AIM OF THE EXERCISE:
Without including any pictures, write out all the entries exactly.

DATA SUPPLIED section start

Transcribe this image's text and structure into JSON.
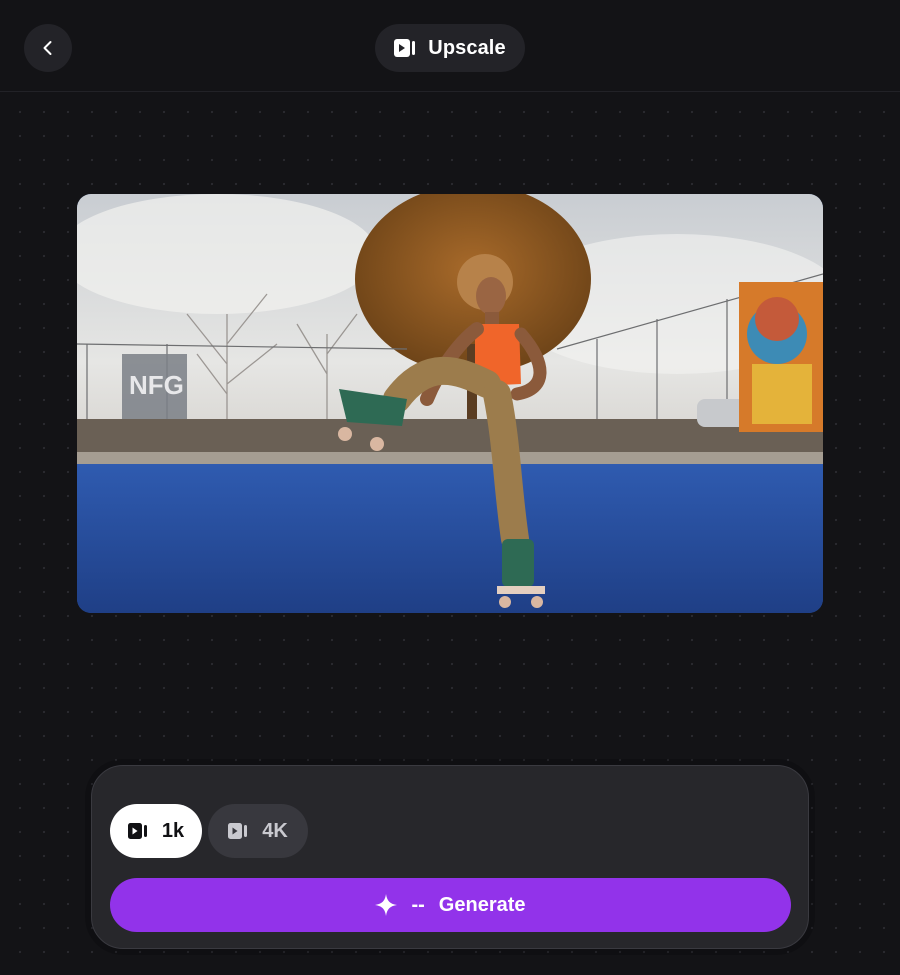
{
  "header": {
    "title": "Upscale",
    "back_icon": "chevron-left-icon",
    "title_icon": "video-play-icon"
  },
  "preview": {
    "image_icon": "video-thumbnail"
  },
  "panel": {
    "resolutions": [
      {
        "label": "1k",
        "icon": "video-play-icon",
        "selected": true
      },
      {
        "label": "4K",
        "icon": "video-play-icon",
        "selected": false
      }
    ],
    "generate": {
      "cost": "--",
      "label": "Generate",
      "icon": "sparkle-icon"
    }
  },
  "colors": {
    "background": "#131316",
    "pill": "#232328",
    "panel": "#27272b",
    "accent": "#9233ea",
    "selected": "#ffffff",
    "unselected": "#38383e"
  }
}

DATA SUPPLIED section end

OUTPUT FOR THIS TASK:
Transcribe this image's text and structure into JSON.
{
  "header": {
    "title": "Upscale",
    "back_icon": "chevron-left-icon",
    "title_icon": "video-play-icon"
  },
  "preview": {
    "image_icon": "video-thumbnail"
  },
  "panel": {
    "resolutions": [
      {
        "label": "1k",
        "icon": "video-play-icon",
        "selected": true
      },
      {
        "label": "4K",
        "icon": "video-play-icon",
        "selected": false
      }
    ],
    "generate": {
      "cost": "--",
      "label": "Generate",
      "icon": "sparkle-icon"
    }
  },
  "colors": {
    "background": "#131316",
    "pill": "#232328",
    "panel": "#27272b",
    "accent": "#9233ea",
    "selected": "#ffffff",
    "unselected": "#38383e"
  }
}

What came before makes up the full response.